Local Date-Time values are represented by the TomlLocalDateTime class. Before they can be converted to a DateTime, you must provide a time-zone information in which to interpret the date-time. For example, to interpret a local date-time in the time-zone the code is running in, type the following.

localDateTime.withOffset(TomlTimeZoneOffset.local()) // interpret in local time-zone

To interpret the local date-time value in a specific time-zone, write the following for example.

localDateTime.withOffset(TomlTimeZoneOffset.positive(1, 0)) // interpret in UTC+01:00

In both cases the result is a TomlOffsetDateTime that can be converted to a DateTime as described above. The encoder accepts TomlLocalDateTime objects only, i.e., a DateTime will never be encoded as a local date-time automatically.

Local Date

Local Date values are represented by the TomlLocalDate class. Before they can be converted to a DateTime, both a time and time-zone offset have to be provided.

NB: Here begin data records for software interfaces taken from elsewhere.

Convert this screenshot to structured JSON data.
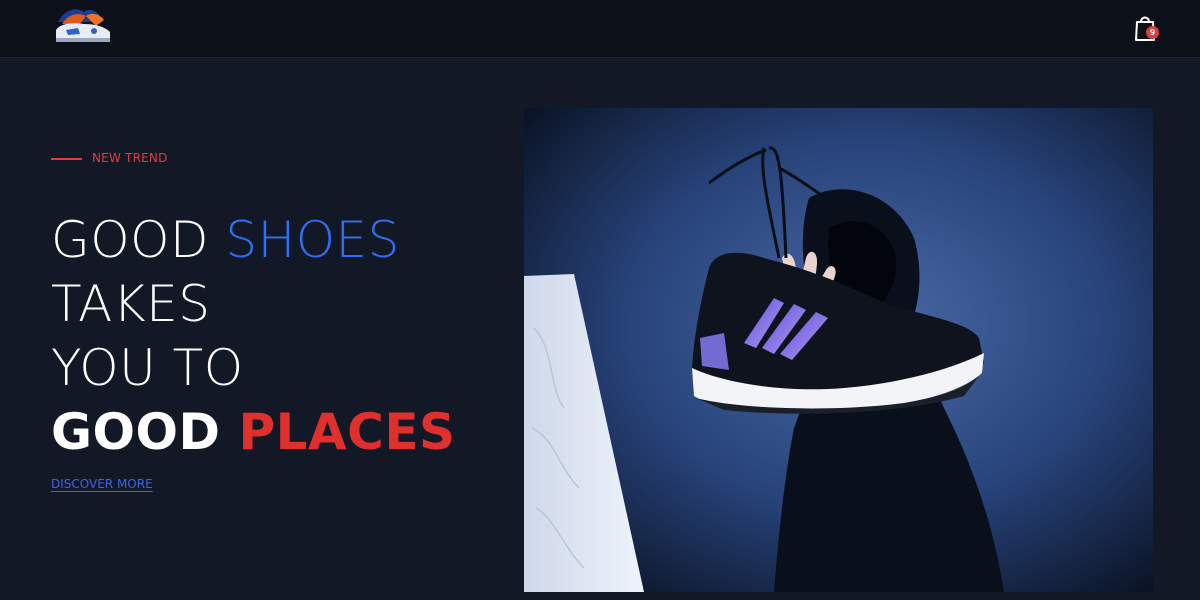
{
  "header": {
    "logo_icon": "sneaker-logo-icon",
    "cart_icon": "shopping-bag-icon",
    "cart_count": "9"
  },
  "hero": {
    "eyebrow": "NEW TREND",
    "headline": {
      "l1_a": "GOOD ",
      "l1_b": "SHOES",
      "l2": "TAKES",
      "l3": "YOU TO",
      "l4_a": "GOOD ",
      "l4_b": "PLACES"
    },
    "cta": "DISCOVER MORE",
    "image_icon": "sneaker-photo"
  },
  "colors": {
    "background": "#131826",
    "topbar": "#0c1018",
    "accent_blue": "#2f6ef0",
    "accent_red": "#e0302e"
  }
}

First add a time with the atTime method and use withOffset from the resulting TomlLocalDateTime to obtain a offset date-time that can then be converted to a DateTime.

localDate.atTime(time).withOffset(timeZoneOffset)

Local Time

Local Time values are represented by the TomlLocalTime class. Before they can be converted to a DateTime, both a date and time-zone offset have to be provided. First add a date with the atDate method and use withOffset from the resulting TomlLocalDateTime to obtain a offset date-time that can then be converted to a DateTime.

localTime.atDate(date).withOffset(timeZoneOffset)

Testing

To see whether everything is working correctly change into the root directory of this package and run the included tests as follows:

dart test

You may pass the --platform command line argument to test the package on other platforms than the VM. Run dart test --help for a list of all available platforms.

Alternatively, you can run toml-test (again from the package root):

$GOPATH/bin/toml-test bin/decoder.dart
$GOPATH/bin/toml-test -encoder bin/encoder.dart

To speedup the tests, it is recommended to compile the encoder and decoder scripts before running toml-test.

mkdir -p build/bin
dart compile exe -o build/bin/decoder bin/decoder.dart
dart compile exe -o build/bin/encoder bin/encoder.dart

$GOPATH/bin/toml-test build/bin/decoder
$GOPATH/bin/toml-test -encoder build/bin/encoder

Unfortunately, toml-test supports version 0.4.0 of the TOML specification only such that some tests will fail.

License

toml.dart is licensed under the MIT license agreement. See the LICENSE file for details.

Libraries

toml
This library exports the entire public interface of the toml.dart package.